Editors Note: Rev. Mike Broome wrote a reflection on his trip with the Bridges Philippines team earlier this year for Monday Morning in North Georgia (subscribe at the bottom of this page by clicking Subscribe Now).
By Rev. Mike Broome
“By the grace God has given me, I laid a foundation as an expert builder, and someone else is building on it. But each one should be careful how he builds.” 1 Corinthians 3:10
Jan. 26 to Feb. 4, 2014, the North Georgia Conference sent a diverse and gifted team to the Philippines as part of the North Georgia Conference’s Bridges Initiative. As a team of clergy and laity, we embarked on a great adventure.
During our time in the Philippines, we were mobilized into three separate groups: one team worked in partnership with The Good Samaritan UMC to build a church in the village of Angat; the second team worked alongside the students and staff of Wesleyan University in their community development ministry with impoverished villages; and the third team worked with the Mary Johnston Hospital and KKFI (the UMC social ministry in Manila) for feeding and education programs with the large homeless population of Manila.
Each team worked alongside our United Methodist brothers and sisters, careful not to impose our American way of doing things on them, but learning from them. We laughed, we sweated, and we cried. Much of our energy involved building relationship “bridges” that future teams will continue. While the work was exhausting, the sense of accomplishment overwhelmed us as we each realized that God was using our team to establish ministry, offer hope, and share God’s love within such a wonderful and beautiful culture.
As we loaded up in the team van on our last day in Angat, tears welled up in my eyes - tears of joy, tears of hope, and tears of anticipation for what God was doing in that small village. I thought of the children who would run in that church, those who would accept Jesus Christ, the families that would be restored, the sermons that would be preached, and the sacraments that would be celebrated.
Once back at the hotel, our driver asked, “Pastor Mike, why were you crying when we left the village?” I paused for a moment, realizing that our ministry had not only impacted the people there but also our driver. So I responded, “Noli, we came with the love and care of Jesus Christ. We poured ourselves out, and now we leave. The tears are from sadness in saying goodbye, but also from joy in all that God has allowed us to do. I cried because we loved deeply, and we loved well.”
You may find your mission field in another country, in another city, or just outside your church doors. Wherever you find it, serve there and love well.

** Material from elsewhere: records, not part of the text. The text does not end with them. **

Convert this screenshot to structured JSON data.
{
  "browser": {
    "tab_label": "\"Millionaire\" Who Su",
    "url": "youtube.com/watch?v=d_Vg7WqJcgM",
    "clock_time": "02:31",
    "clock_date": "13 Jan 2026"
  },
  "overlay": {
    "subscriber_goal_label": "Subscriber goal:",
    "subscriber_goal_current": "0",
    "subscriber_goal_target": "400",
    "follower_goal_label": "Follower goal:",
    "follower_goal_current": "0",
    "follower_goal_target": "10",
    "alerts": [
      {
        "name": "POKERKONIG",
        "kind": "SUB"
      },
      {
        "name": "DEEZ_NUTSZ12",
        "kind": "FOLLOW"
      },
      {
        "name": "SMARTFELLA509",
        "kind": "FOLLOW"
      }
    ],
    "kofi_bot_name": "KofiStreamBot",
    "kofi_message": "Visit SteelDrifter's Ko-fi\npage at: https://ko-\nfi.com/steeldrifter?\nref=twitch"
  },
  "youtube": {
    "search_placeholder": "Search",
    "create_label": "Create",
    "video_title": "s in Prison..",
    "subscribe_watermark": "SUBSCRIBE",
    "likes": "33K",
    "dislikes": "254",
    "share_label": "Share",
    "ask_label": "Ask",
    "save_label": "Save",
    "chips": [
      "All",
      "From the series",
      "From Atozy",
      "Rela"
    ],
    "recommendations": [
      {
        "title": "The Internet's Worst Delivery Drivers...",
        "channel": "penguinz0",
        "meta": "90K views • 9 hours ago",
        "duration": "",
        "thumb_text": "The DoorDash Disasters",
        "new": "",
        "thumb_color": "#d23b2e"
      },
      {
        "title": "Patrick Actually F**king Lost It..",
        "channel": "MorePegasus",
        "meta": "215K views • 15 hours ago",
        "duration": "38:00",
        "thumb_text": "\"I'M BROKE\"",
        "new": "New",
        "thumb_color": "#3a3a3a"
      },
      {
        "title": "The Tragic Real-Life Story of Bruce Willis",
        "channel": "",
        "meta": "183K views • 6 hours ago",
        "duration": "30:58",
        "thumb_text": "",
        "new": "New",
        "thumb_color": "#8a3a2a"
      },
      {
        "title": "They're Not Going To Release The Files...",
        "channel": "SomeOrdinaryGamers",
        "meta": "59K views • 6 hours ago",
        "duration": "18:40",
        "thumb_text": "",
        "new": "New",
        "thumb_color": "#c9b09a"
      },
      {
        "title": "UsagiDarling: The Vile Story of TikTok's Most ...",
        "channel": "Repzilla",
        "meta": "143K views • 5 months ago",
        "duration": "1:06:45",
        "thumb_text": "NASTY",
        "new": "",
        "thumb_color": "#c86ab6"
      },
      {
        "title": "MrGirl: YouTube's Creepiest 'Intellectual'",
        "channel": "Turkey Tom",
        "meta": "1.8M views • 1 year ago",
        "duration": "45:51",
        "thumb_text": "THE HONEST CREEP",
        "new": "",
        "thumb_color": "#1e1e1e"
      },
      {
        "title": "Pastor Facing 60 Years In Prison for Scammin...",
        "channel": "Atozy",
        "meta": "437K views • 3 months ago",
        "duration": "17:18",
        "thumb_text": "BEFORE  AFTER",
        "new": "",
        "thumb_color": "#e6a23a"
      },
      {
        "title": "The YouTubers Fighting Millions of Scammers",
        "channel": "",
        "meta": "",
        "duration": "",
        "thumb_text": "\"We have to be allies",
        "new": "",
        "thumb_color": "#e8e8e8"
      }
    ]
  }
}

Rev. Mike Broome is an ordained elder and serves as the Associate Pastor at Carrollton First United Methodist Church, where he leads Carrollton First’s contemporary service and a new ministry called “CrossRoads on the Square” (for college age/young adults in downtown Carrollton) and is responsible for Missions, Christian Education, and Evangelism.